• What to produce: Among the entries below, please show each line that carries the word "Store".

• Records shown:
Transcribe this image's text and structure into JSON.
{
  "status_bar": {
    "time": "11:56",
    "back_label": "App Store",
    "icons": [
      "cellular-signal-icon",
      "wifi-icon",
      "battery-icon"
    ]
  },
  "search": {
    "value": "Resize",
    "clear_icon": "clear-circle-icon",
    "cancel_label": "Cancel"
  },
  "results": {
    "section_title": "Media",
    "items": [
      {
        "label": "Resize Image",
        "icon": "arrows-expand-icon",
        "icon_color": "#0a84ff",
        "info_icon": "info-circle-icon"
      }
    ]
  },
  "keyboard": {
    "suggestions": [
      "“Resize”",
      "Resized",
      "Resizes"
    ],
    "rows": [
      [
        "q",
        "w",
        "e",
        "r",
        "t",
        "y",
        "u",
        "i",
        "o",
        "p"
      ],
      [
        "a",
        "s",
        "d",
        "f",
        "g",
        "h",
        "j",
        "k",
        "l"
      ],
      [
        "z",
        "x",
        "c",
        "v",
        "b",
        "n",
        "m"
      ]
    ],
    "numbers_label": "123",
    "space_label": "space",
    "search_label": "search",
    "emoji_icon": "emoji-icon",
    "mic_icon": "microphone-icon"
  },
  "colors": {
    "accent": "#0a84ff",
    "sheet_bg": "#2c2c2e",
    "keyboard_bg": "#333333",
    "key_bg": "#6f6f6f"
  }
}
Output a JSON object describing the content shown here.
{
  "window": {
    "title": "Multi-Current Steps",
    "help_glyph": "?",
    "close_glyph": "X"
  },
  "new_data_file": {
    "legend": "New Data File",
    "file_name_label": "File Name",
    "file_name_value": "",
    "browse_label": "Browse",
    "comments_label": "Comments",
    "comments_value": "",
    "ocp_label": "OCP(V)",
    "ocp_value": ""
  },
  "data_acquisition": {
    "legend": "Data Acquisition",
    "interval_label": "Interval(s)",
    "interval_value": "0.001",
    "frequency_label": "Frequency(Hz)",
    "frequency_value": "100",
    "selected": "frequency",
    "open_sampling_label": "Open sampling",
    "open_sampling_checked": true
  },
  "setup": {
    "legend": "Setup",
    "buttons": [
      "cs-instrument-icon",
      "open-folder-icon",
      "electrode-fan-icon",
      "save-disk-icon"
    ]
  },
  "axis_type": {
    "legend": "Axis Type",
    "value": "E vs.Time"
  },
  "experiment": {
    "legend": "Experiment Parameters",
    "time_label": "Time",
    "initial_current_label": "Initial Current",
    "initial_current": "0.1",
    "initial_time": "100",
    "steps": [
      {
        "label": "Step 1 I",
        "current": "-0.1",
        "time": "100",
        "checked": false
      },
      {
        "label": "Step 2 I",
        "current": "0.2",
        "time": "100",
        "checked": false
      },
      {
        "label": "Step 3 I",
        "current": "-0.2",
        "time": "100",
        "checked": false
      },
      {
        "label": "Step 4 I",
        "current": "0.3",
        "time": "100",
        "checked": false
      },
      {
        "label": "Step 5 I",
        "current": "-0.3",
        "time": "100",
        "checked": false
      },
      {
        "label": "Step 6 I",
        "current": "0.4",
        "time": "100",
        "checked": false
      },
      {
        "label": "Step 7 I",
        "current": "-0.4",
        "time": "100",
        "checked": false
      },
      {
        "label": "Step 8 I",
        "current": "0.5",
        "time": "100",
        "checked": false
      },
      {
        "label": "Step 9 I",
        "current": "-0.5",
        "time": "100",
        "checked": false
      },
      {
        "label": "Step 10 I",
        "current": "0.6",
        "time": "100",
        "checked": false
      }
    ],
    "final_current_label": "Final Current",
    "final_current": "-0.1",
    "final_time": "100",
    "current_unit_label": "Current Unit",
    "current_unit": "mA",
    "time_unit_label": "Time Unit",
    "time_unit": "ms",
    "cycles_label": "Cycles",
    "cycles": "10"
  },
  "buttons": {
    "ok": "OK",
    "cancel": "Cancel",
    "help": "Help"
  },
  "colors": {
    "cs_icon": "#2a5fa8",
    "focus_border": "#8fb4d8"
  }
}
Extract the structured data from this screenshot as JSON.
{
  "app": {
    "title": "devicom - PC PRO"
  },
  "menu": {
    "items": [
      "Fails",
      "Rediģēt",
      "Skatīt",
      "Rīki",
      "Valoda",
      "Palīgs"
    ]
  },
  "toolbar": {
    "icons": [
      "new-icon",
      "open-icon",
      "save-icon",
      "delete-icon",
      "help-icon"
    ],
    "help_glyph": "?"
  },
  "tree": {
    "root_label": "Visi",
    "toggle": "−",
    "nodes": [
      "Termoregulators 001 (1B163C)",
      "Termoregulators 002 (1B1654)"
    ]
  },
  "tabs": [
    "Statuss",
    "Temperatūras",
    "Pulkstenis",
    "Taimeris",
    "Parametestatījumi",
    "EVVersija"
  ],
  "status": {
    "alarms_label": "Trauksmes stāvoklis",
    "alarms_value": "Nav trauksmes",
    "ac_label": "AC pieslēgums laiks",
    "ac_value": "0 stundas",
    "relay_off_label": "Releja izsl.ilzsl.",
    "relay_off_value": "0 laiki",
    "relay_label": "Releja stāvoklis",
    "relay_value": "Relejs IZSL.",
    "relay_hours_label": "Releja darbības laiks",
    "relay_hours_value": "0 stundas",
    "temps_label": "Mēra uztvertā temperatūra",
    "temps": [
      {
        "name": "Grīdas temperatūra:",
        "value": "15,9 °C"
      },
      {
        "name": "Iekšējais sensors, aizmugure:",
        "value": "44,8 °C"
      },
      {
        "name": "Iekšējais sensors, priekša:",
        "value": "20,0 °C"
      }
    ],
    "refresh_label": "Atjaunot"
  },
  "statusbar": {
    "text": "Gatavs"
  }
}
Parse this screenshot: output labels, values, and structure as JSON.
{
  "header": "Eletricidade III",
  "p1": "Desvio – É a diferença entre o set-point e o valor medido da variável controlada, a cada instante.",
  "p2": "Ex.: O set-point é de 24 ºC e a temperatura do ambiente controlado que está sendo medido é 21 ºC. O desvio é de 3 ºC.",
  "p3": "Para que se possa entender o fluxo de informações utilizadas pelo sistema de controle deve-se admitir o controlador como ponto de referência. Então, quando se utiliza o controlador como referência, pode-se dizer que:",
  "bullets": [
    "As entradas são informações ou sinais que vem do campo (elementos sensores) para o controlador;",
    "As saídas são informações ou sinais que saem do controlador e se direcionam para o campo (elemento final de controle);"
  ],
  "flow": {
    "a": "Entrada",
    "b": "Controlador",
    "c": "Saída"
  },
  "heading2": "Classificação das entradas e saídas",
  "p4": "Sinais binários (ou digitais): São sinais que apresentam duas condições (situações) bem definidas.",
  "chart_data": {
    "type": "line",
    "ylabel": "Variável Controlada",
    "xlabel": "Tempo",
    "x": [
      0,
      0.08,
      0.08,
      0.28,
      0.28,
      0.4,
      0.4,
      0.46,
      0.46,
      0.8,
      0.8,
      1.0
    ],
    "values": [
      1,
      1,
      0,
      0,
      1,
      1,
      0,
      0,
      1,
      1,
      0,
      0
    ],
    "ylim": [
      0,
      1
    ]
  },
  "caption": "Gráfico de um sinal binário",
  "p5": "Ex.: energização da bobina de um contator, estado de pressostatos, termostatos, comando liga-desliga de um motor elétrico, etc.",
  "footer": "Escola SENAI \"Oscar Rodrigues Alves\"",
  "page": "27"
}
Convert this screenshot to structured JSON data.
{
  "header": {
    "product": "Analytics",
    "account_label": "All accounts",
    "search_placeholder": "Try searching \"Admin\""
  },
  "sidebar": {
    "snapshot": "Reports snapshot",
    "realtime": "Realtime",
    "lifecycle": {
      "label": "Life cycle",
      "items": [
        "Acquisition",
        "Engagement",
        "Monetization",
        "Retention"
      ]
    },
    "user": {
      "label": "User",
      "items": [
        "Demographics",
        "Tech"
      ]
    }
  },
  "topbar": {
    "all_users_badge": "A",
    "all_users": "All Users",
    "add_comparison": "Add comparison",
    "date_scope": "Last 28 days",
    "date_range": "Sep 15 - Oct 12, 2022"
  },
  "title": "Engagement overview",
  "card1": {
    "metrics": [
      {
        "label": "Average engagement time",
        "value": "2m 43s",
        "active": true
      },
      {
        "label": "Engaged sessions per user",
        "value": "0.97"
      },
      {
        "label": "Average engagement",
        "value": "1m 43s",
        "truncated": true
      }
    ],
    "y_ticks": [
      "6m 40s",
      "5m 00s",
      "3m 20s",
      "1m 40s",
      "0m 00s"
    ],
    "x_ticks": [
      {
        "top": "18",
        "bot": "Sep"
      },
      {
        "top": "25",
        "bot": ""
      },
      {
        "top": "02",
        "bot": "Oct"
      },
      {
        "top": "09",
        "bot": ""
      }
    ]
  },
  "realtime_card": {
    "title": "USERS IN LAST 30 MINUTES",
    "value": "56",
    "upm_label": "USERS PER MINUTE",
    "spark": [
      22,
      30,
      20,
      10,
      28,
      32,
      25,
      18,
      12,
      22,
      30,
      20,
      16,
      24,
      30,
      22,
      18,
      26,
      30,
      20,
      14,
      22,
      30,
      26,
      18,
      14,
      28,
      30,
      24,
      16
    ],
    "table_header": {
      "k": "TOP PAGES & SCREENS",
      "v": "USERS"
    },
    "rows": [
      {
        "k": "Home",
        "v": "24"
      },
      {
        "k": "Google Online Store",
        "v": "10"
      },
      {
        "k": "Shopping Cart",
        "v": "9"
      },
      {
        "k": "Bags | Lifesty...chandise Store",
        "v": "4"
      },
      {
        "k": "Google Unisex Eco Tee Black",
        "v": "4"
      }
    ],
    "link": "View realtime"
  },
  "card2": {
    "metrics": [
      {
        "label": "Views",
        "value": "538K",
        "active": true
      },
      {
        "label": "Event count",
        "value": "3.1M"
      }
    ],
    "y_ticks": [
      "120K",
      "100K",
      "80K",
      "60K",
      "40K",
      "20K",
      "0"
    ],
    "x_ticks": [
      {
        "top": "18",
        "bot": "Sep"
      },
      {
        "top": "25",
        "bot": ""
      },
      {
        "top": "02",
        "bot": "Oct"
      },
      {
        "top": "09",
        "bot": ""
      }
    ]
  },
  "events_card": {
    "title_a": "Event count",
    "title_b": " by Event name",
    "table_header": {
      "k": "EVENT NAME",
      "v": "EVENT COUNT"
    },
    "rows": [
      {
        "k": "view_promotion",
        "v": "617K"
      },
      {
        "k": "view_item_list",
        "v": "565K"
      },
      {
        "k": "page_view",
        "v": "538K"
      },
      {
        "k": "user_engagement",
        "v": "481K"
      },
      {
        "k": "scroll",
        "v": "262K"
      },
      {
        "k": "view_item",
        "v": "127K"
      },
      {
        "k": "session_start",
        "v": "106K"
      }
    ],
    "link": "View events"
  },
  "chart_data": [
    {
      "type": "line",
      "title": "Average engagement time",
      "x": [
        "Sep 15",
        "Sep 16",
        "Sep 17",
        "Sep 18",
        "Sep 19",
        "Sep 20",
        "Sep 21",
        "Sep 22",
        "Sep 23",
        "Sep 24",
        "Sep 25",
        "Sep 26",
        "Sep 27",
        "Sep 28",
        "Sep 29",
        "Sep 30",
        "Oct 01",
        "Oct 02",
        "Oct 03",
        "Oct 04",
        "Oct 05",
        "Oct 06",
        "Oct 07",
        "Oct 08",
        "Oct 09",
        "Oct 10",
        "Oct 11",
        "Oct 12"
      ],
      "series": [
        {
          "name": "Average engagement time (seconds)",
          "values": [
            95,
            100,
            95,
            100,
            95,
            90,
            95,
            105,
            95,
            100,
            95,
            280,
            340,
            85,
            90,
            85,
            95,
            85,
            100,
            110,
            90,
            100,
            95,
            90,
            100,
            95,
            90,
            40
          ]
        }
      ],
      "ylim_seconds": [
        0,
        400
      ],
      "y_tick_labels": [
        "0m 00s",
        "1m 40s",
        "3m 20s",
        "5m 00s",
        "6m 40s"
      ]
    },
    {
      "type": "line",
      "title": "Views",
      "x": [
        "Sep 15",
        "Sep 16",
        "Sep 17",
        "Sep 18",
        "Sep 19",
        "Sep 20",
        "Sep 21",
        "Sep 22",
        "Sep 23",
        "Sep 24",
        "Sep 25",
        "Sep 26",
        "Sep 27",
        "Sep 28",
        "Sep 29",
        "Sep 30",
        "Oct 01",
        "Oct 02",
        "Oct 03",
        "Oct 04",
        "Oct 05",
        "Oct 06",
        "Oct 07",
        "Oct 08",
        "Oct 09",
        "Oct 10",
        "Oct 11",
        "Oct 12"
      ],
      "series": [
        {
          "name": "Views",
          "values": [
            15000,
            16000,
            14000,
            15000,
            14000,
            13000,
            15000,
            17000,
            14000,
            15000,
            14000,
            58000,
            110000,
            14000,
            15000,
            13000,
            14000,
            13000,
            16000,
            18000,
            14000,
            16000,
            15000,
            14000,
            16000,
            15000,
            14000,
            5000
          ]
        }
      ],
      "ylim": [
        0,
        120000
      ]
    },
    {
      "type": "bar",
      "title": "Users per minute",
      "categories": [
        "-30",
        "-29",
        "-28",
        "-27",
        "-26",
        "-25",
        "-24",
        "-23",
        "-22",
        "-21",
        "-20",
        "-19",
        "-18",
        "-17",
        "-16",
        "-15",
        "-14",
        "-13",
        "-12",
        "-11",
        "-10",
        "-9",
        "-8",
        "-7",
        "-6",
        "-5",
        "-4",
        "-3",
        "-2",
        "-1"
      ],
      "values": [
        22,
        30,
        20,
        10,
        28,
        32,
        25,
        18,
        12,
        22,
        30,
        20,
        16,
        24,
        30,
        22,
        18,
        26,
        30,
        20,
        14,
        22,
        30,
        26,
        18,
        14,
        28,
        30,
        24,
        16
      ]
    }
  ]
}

• Worked solution:
    "back_label": "App Store",
        "k": "Google Online Store",
        "k": "Bags | Lifesty...chandise Store",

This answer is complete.